# Record extracts:
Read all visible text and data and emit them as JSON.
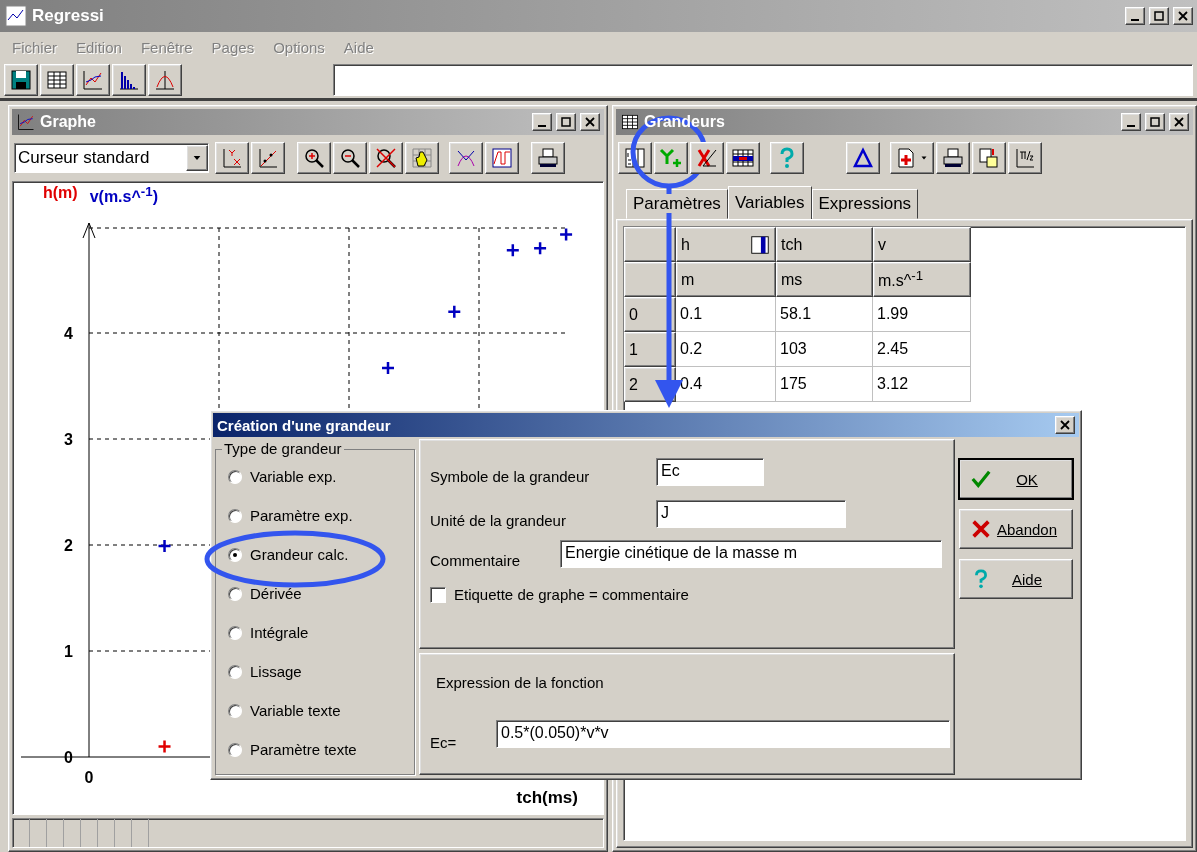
{
  "app_window": {
    "title": "Regressi"
  },
  "menu": [
    "Fichier",
    "Edition",
    "Fenêtre",
    "Pages",
    "Options",
    "Aide"
  ],
  "graph_window": {
    "title": "Graphe",
    "cursor_select": "Curseur standard",
    "axis_labels": [
      {
        "text": "h(m)",
        "color": "#e00000"
      },
      {
        "text": "v(m.s^$^{-1}$)",
        "color": "#0000c0"
      }
    ],
    "y_tick_labels": [
      "4",
      "3",
      "2",
      "1",
      "0"
    ],
    "x_origin_label": "0",
    "x_axis_title": "tch(ms)"
  },
  "grandeurs_window": {
    "title": "Grandeurs",
    "tabs": [
      {
        "label": "Paramètres",
        "selected": false
      },
      {
        "label": "Variables",
        "selected": true
      },
      {
        "label": "Expressions",
        "selected": false
      }
    ],
    "columns": [
      {
        "name": "h",
        "unit": "m"
      },
      {
        "name": "tch",
        "unit": "ms"
      },
      {
        "name": "v",
        "unit": "m.s^$^{-1}$"
      }
    ],
    "rows": [
      {
        "index": "0",
        "cells": [
          "0.1",
          "58.1",
          "1.99"
        ]
      },
      {
        "index": "1",
        "cells": [
          "0.2",
          "103",
          "2.45"
        ]
      },
      {
        "index": "2",
        "cells": [
          "0.4",
          "175",
          "3.12"
        ]
      }
    ]
  },
  "dialog": {
    "title": "Création d'une grandeur",
    "group_title": "Type de grandeur",
    "options": [
      {
        "label": "Variable exp.",
        "selected": false
      },
      {
        "label": "Paramètre exp.",
        "selected": false
      },
      {
        "label": "Grandeur calc.",
        "selected": true
      },
      {
        "label": "Dérivée",
        "selected": false
      },
      {
        "label": "Intégrale",
        "selected": false
      },
      {
        "label": "Lissage",
        "selected": false
      },
      {
        "label": "Variable texte",
        "selected": false
      },
      {
        "label": "Paramètre texte",
        "selected": false
      }
    ],
    "symbol_label": "Symbole de la grandeur",
    "symbol_value": "Ec",
    "unit_label": "Unité de la grandeur",
    "unit_value": "J",
    "comment_label": "Commentaire",
    "comment_value": "Energie cinétique de la masse m",
    "checkbox": {
      "label": "Etiquette de graphe = commentaire",
      "checked": false
    },
    "expression_title": "Expression de la fonction",
    "expression_label": "Ec=",
    "expression_value": "0.5*(0.050)*v*v",
    "buttons": [
      {
        "label": "OK",
        "kind": "ok"
      },
      {
        "label": "Abandon",
        "kind": "cancel"
      },
      {
        "label": "Aide",
        "kind": "help"
      }
    ]
  }
}
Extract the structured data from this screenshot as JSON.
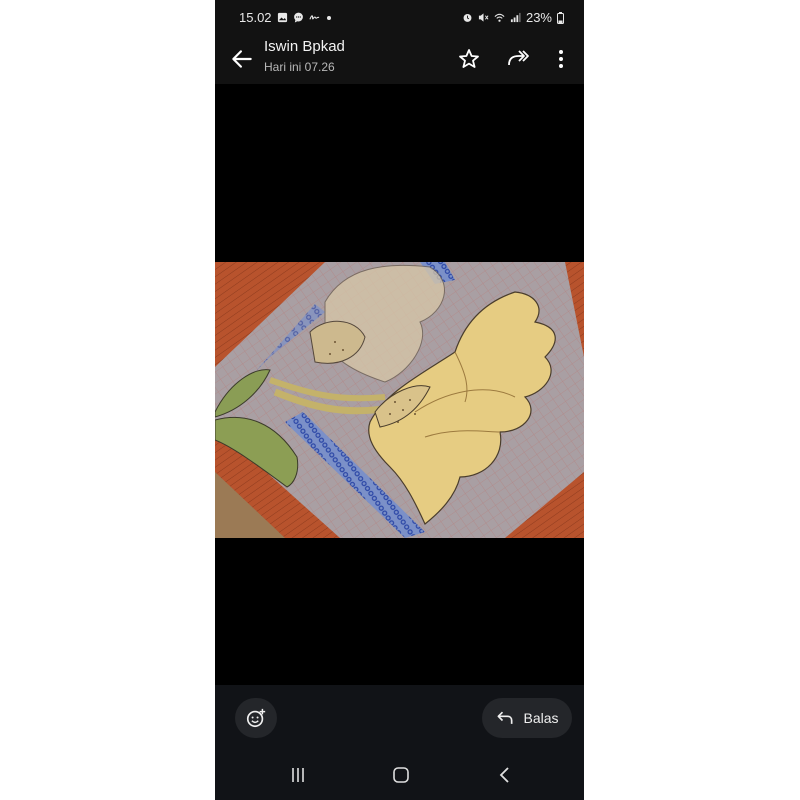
{
  "status_bar": {
    "time": "15.02",
    "battery": "23%",
    "left_icons": [
      "gallery-icon",
      "chat-icon",
      "signature-icon",
      "dot-icon"
    ],
    "right_icons": [
      "alarm-icon",
      "mute-icon",
      "wifi-icon",
      "signal-icon",
      "battery-icon"
    ]
  },
  "header": {
    "sender": "Iswin Bpkad",
    "timestamp": "Hari ini 07.26",
    "actions": [
      "star-icon",
      "forward-icon",
      "more-icon"
    ]
  },
  "media": {
    "description_icon": "photo-image"
  },
  "footer": {
    "emoji_icon": "emoji-add-icon",
    "reply_label": "Balas"
  },
  "nav_bar": [
    "recents-icon",
    "home-icon",
    "back-icon"
  ],
  "colors": {
    "bar_bg": "#121212",
    "button_bg": "#24262a",
    "text_primary": "#f2f2f2",
    "text_secondary": "#b8b8b8"
  }
}
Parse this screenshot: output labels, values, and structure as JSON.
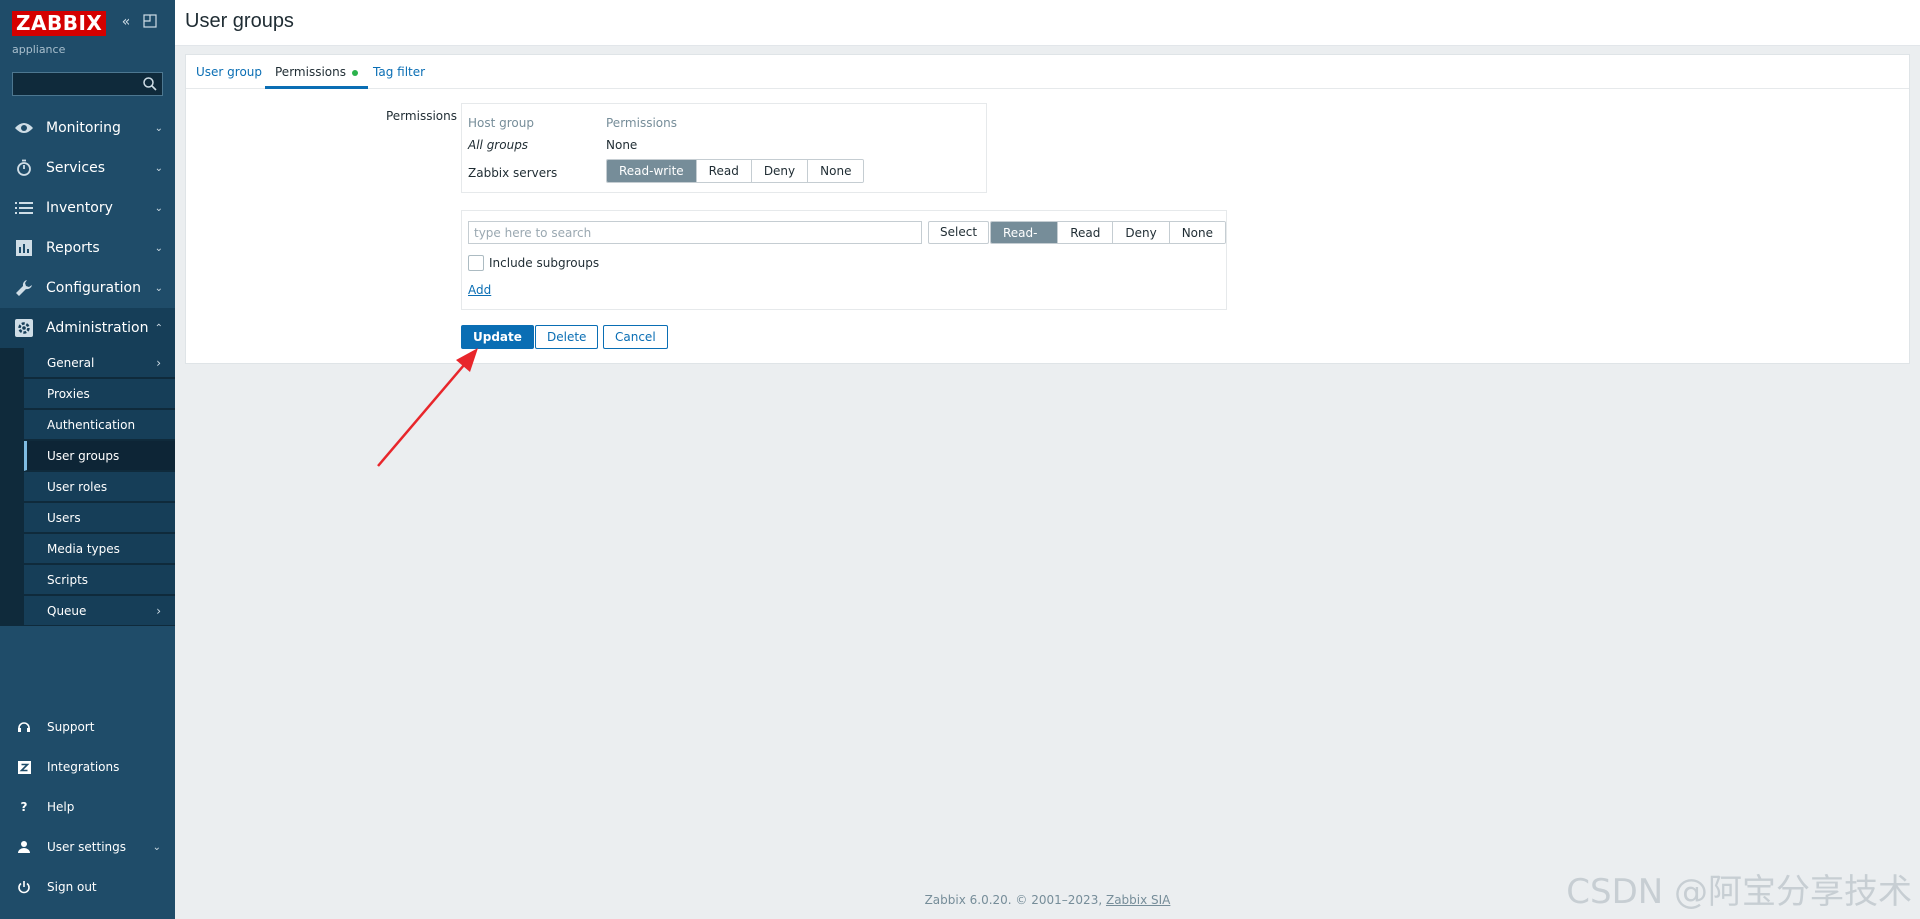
{
  "sidebar": {
    "brand": "ZABBIX",
    "brand_sub": "appliance",
    "nav": [
      {
        "label": "Monitoring",
        "icon": "eye-icon"
      },
      {
        "label": "Services",
        "icon": "stopwatch-icon"
      },
      {
        "label": "Inventory",
        "icon": "list-icon"
      },
      {
        "label": "Reports",
        "icon": "bar-chart-icon"
      },
      {
        "label": "Configuration",
        "icon": "wrench-icon"
      },
      {
        "label": "Administration",
        "icon": "gear-icon"
      }
    ],
    "submenu": [
      {
        "label": "General"
      },
      {
        "label": "Proxies"
      },
      {
        "label": "Authentication"
      },
      {
        "label": "User groups"
      },
      {
        "label": "User roles"
      },
      {
        "label": "Users"
      },
      {
        "label": "Media types"
      },
      {
        "label": "Scripts"
      },
      {
        "label": "Queue"
      }
    ],
    "bottom": [
      {
        "label": "Support",
        "icon": "headset-icon"
      },
      {
        "label": "Integrations",
        "icon": "z-icon"
      },
      {
        "label": "Help",
        "icon": "question-icon"
      },
      {
        "label": "User settings",
        "icon": "user-icon"
      },
      {
        "label": "Sign out",
        "icon": "power-icon"
      }
    ]
  },
  "header": {
    "title": "User groups"
  },
  "tabs": [
    {
      "label": "User group"
    },
    {
      "label": "Permissions"
    },
    {
      "label": "Tag filter"
    }
  ],
  "permissions": {
    "label": "Permissions",
    "col_host_group": "Host group",
    "col_permissions": "Permissions",
    "row_all_groups": "All groups",
    "row_all_value": "None",
    "row_zabbix": "Zabbix servers",
    "options": [
      "Read-write",
      "Read",
      "Deny",
      "None"
    ],
    "selected": "Read-write"
  },
  "add": {
    "search_placeholder": "type here to search",
    "select_label": "Select",
    "options": [
      "Read-write",
      "Read",
      "Deny",
      "None"
    ],
    "selected": "Read-write",
    "include_subgroups": "Include subgroups",
    "add_link": "Add"
  },
  "actions": {
    "update": "Update",
    "delete": "Delete",
    "cancel": "Cancel"
  },
  "footer": {
    "text": "Zabbix 6.0.20. © 2001–2023, ",
    "link": "Zabbix SIA"
  },
  "watermark": "CSDN @阿宝分享技术",
  "colors": {
    "brand": "#d40000",
    "sidebar": "#1f4c69",
    "primary": "#0a6eb4",
    "arrow": "#e8262b"
  }
}
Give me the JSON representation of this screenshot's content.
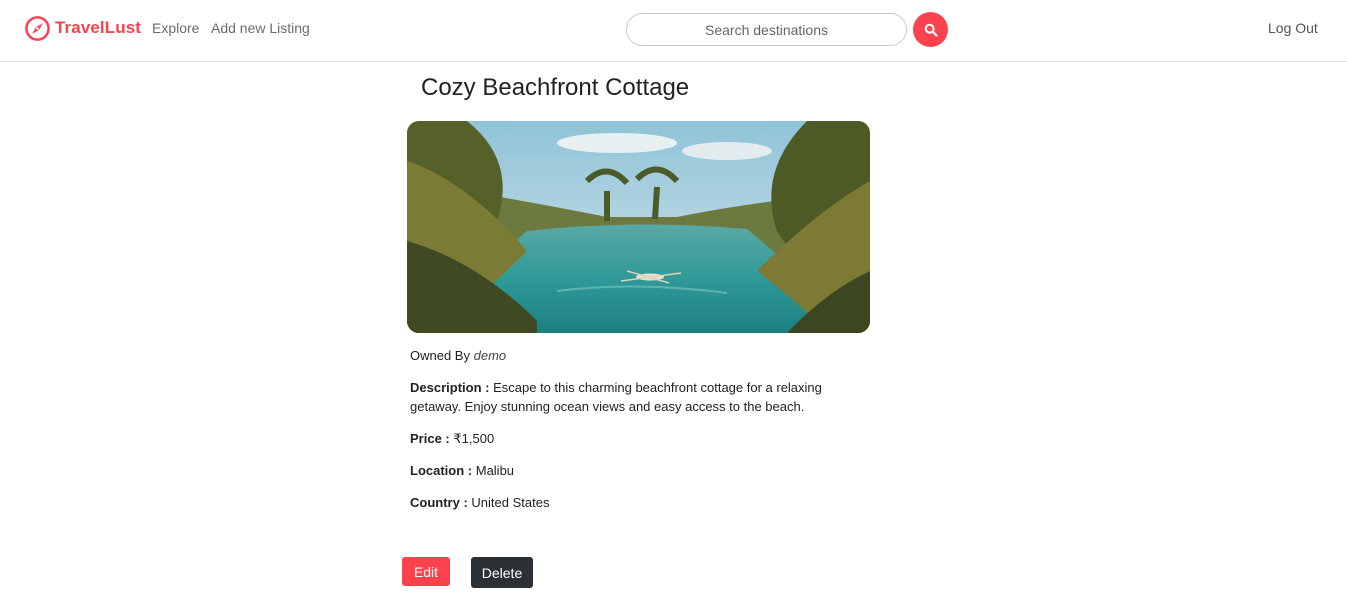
{
  "nav": {
    "brand": "TravelLust",
    "brand_icon": "compass-icon",
    "links": {
      "explore": "Explore",
      "add_listing": "Add new Listing"
    },
    "search": {
      "placeholder": "Search destinations",
      "button_icon": "search-icon"
    },
    "logout": "Log Out"
  },
  "listing": {
    "title": "Cozy Beachfront Cottage",
    "image_alt": "Tropical lagoon with palm trees and a small boat",
    "owned_by_label": "Owned By",
    "owner": "demo",
    "description_label": "Description :",
    "description": "Escape to this charming beachfront cottage for a relaxing getaway. Enjoy stunning ocean views and easy access to the beach.",
    "price_label": "Price :",
    "price": "₹1,500",
    "location_label": "Location :",
    "location": "Malibu",
    "country_label": "Country :",
    "country": "United States"
  },
  "actions": {
    "edit": "Edit",
    "delete": "Delete"
  },
  "colors": {
    "accent": "#fe424d",
    "dark_button": "#2b3035"
  }
}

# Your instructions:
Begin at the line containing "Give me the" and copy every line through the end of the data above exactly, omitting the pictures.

# The answer:
Give me the JSON representation of this screenshot's content.
{
  "nav": {
    "brand": "TravelLust",
    "brand_icon": "compass-icon",
    "links": {
      "explore": "Explore",
      "add_listing": "Add new Listing"
    },
    "search": {
      "placeholder": "Search destinations",
      "button_icon": "search-icon"
    },
    "logout": "Log Out"
  },
  "listing": {
    "title": "Cozy Beachfront Cottage",
    "image_alt": "Tropical lagoon with palm trees and a small boat",
    "owned_by_label": "Owned By",
    "owner": "demo",
    "description_label": "Description :",
    "description": "Escape to this charming beachfront cottage for a relaxing getaway. Enjoy stunning ocean views and easy access to the beach.",
    "price_label": "Price :",
    "price": "₹1,500",
    "location_label": "Location :",
    "location": "Malibu",
    "country_label": "Country :",
    "country": "United States"
  },
  "actions": {
    "edit": "Edit",
    "delete": "Delete"
  },
  "colors": {
    "accent": "#fe424d",
    "dark_button": "#2b3035"
  }
}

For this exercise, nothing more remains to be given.